We turn our attention now to what is really a complication
of a sexually transmitted infection,
and that is pelvic inflammatory disease.
We would define it as a sexually transmitted infection
which leads to a clinical syndrome of
inflammation from the cervix to the endometrium,
and involving the fallopian tubes
and the contiguous pelvic structures.
It can be quite a serious process.
The numbers are pretty serious as well.
A million women in the United States each year
present with pelvic inflammatory disease.
We call it PID.
You can expect it in about 40% of women
who develop endocervicitis,
and get no treatment,
whether it's due to Neisseria gonorrhoeae
or Chlamydia trachamatis.
The women who are likely to get PID are often teenagers --
three times more than women of the age 25 to 29
women who have multiple sexual partners
someone with a new sexual partner within the previous 30 days,
or frequent sexual intercourse with a single partner.
These are also risky types of behavior
for pelvic inflammatory disease.
There are some other associations some of which, we don't clearly understand,
and one of these is bacterial vaginosis.
Women with this process are more prone to developing PID.
For reasons that are probably a little more obvious,
a woman who has an intrauterine device
is more likely to have organisms track up the genital tract.
Women who douche a lot
also may be subject to pelvic inflammatory disease,
and the process seems to occur during menses.
It's fascinating that women who smoke cigarettes
have an increased incidence of pelvic inflammatory disease
in virtually all studies.
The mechanism is not very clear.
Some speculate that the cigarette smoke
makes the cilia of the fallopian tubes, dysfunctional.
perhaps allowing organisms to move up the fallopian tubes.
And there is an association that's not well explained
with substance abuse and PID.
So the causes of pelvic inflammatory disease
are these notorious pathogens again --
and a wide variety of other bugs as well.

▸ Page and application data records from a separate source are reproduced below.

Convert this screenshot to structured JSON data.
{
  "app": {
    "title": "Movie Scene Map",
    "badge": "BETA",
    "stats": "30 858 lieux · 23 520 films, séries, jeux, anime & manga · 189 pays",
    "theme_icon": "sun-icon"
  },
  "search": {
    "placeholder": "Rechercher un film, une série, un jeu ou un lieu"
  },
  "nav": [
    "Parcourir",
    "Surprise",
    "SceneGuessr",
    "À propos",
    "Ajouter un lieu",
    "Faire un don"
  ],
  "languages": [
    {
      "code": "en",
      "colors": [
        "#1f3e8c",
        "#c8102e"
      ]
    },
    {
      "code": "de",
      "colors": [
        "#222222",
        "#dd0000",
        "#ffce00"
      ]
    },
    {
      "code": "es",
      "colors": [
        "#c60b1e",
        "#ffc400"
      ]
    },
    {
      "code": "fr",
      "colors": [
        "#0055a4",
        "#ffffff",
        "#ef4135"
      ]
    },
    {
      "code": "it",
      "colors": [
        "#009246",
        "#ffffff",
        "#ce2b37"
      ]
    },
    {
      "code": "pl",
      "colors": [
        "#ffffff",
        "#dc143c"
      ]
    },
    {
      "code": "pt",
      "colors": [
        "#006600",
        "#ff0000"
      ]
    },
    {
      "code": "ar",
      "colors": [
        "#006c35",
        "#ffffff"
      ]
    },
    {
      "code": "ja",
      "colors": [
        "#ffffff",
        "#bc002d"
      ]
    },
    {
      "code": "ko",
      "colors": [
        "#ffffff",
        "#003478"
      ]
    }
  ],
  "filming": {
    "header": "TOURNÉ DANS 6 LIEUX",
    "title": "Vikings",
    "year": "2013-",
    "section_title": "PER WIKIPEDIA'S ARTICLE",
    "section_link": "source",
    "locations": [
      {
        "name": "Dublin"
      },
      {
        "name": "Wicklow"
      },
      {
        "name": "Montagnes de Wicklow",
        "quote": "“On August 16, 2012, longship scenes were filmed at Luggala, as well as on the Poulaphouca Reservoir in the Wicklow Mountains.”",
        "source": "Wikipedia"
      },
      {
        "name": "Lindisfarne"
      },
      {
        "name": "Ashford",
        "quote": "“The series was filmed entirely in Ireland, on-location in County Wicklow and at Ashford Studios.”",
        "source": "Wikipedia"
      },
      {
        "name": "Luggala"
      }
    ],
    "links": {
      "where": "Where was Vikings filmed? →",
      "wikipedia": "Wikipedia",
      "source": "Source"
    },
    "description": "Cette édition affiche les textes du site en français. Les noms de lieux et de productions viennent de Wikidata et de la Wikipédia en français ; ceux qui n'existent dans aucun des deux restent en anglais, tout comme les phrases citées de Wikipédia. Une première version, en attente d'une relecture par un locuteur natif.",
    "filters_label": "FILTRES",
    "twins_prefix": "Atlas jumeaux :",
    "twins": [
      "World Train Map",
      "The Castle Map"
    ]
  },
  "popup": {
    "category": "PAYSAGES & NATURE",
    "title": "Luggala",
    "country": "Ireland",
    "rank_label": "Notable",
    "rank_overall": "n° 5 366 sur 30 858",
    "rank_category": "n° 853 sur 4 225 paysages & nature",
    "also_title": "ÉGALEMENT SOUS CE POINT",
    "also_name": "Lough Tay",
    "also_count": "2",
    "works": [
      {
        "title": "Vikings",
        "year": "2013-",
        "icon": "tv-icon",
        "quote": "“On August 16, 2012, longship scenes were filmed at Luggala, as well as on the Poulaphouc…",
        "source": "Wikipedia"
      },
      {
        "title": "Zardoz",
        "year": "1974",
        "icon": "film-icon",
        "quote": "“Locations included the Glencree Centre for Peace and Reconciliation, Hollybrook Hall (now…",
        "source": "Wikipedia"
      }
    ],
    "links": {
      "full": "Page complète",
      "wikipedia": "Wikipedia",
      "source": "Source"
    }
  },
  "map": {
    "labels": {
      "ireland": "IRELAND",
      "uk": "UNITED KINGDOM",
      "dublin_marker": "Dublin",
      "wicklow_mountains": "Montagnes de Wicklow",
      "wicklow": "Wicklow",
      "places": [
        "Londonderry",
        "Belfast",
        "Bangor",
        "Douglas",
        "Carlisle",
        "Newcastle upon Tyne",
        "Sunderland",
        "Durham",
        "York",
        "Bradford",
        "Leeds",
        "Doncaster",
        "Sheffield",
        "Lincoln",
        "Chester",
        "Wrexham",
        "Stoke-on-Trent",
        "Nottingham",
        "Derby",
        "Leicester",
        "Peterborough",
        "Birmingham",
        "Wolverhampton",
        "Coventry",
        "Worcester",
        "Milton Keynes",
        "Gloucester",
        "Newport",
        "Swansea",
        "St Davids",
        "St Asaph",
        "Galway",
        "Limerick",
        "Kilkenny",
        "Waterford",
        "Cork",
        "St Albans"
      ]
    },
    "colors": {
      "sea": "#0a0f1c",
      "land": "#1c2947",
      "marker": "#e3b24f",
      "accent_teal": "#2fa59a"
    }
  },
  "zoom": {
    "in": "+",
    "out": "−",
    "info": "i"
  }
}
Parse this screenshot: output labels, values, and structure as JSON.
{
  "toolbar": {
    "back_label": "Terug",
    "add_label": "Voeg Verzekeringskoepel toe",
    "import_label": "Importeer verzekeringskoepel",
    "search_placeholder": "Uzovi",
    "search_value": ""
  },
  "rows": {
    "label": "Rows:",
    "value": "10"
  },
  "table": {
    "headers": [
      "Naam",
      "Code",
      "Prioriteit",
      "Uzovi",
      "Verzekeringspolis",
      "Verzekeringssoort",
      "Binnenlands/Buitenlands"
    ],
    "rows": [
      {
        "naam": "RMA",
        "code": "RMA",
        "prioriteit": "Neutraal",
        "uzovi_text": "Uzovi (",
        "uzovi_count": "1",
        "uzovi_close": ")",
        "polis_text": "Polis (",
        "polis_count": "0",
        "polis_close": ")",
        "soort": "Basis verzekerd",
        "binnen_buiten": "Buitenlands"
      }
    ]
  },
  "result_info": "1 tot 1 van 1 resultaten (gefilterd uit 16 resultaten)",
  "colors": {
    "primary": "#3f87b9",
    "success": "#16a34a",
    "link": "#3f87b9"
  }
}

These include anaerobic bacteria,
and it should be pointed out,
that in human beings
life on man and woman is anaerobic.
Anaerobes actually outnumber aerobes,
for example, in the colon, by a thousand to one.
Aerobic Gram-negative rods
other colonic type organisms
and Mycoplasma can be involved.
So very often when you have infection
that's pelvic inflammatory disease,
you actually have mixed organisms on a Gram-stain smear.
So a little about the pathogenesis.
We have direct, canalicular spread of organisms
from the endocervix to the endometrial mucosa
and to the fallopian tubes.
And this is not proven,
but it is speculated that sexually transmitted organisms
like Neisseria gonorrhoeae
cause this inflammation of the tubal mucosa
and they facilitate other organisms,
say, from the GI tract moving up into the female genital tract.
But as I mentioned, the mechanisms are rather poorly understood
but unfortunately, pelvic inflammatory disease
comes with some long-term sequelae, like scarring.
And when the fallopian tubes are scarred
things like ectopic pregnancy can develop.